It’s like I’m back in Junior High, sitting in French class and having no idea what anyone is saying.
I have my laptop and my TV and BD player and stream or watch discs through those. I have some downloads on flashdrives, but I hardly rewatch anything on them, so, I’m even more primitive.
(I don’t do games, just movies and music.)
Definitely a main goal was not having to change discs, but what started it for me was getting the Ultimate MST3K digital collection (and the rest). I had a hard drive with my Rifftrax in it hanging off the TV and put all the MST3K in it too. Trying to maneuver the lists with the TV’s remote and USB screen was ridiculous. This is much improved.
The convenience is nice (and that I can watch my stuff from anywhere is an extra bonus). Also the fact the discs can deteriorate over time was a factor. I wanted to make sure I had that content even if the discs ever started to go.
You do have to learn how to name files for Plex to play nice.
But it works so much smoother than when I first started using it, when it could be pretty frustrating.
My problem is, I had everything named and then something happened with their database or API that none of that naming works now. As long as I don’t have to change anything, the older shows still work, but if I ever have to rebuild that system, it will hurt. I have over 200 TV shows on my PLEX, so that’s thousands of episodes I’d have to fix.
And some of them have never worked right. Usually specials. I have everything named to match exactly with their database and the episode still doesn’t work right. (Rifftrax shorts I am sooooo looking at you right now)
My main goal as well. It was almost 15 years ago that I played a disc for the last time; waited through the loading time and piracy warnings and title screens and trailers/ads and said, “This is bullsh*t.” I tried a few options at the time, including a PS3 as a media server and PLEX, but wasn’t happy with little details about both, and eventually decided to just write my own from scratch.
As with pretty much everything, the interfaces for streaming services today are a race to the bottom. Anyone else notice Netflix’s change 1-2 years ago, where basic data for each movie/show was removed from the title card? Runtime, top-billed cast, etc.? Literally the only thing each card includes now is the graphic (with the movie title embedded) and the genre, about as close to useless as you can get.
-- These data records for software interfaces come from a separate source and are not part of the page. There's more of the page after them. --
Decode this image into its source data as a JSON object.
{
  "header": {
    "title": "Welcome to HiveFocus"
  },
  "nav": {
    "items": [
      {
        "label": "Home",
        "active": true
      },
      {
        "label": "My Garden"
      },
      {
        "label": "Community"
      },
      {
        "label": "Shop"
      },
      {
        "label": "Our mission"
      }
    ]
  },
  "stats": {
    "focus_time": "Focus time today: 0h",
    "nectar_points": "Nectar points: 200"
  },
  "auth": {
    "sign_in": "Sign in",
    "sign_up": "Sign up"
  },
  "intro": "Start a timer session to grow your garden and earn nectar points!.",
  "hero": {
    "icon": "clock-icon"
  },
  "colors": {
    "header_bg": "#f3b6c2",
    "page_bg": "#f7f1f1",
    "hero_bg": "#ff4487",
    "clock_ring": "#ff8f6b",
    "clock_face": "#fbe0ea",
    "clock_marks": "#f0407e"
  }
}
And it’s absolutely not an accident. If Netflix gives us a grid of movies with all the useful information right there, they can’t track what our eyeballs are looking at. So: remove everything useful so I have to click or hover over anything that even remotely might interest me, so they can capture that click/hover.
Same reason movies/shows are spoon-fed to us in groups of five and we have to scroll further to see more. They could just give us a big grid, but then they can’t track what we’re looking at.
Building my own system gave me the opportunity to create an interface meant to be used by a human instead of one meant to capture analytical data.
We’re not worthy!
You bring up some good points. It’s a whole thing I have noticed and could get into, but I don’t want to derail this thread too much.
We did sort of take over. There, move the discussion into its own thread. Explain away if so inclined (I really am curious as to why this stuff isn’t working the way it should and if there is anything I can actually do about it)
I loved the Drobo NAS when it first came out, but they went downhill fast. Looks like they’re no longer in business. I used it for small file server backups circa 2010 I think.
I have a dedicated PC as my Plex server. Nothing as fancy as a RAID, just backups of the external drives that are attached to the server.
It’s not shared outside the home, so it’s a pretty simple setup. I haven’t had any issues with file or folder names being a problem.
I get increasingly frustrated with Plex’s constant attempts to make it more difficult to use a folder structure to find content, so I think every now and then about changing to another program, but I haven’t done it yet.
My MST3K recordings go all the way back to my old VHS recordings of MST off the air, later digitized, on up to Season 13 downloads.
Other content ranges from digitized old VHS to ripped DVD to new content I’ve screen-recorded that I don’t want to have to keep streaming over the web.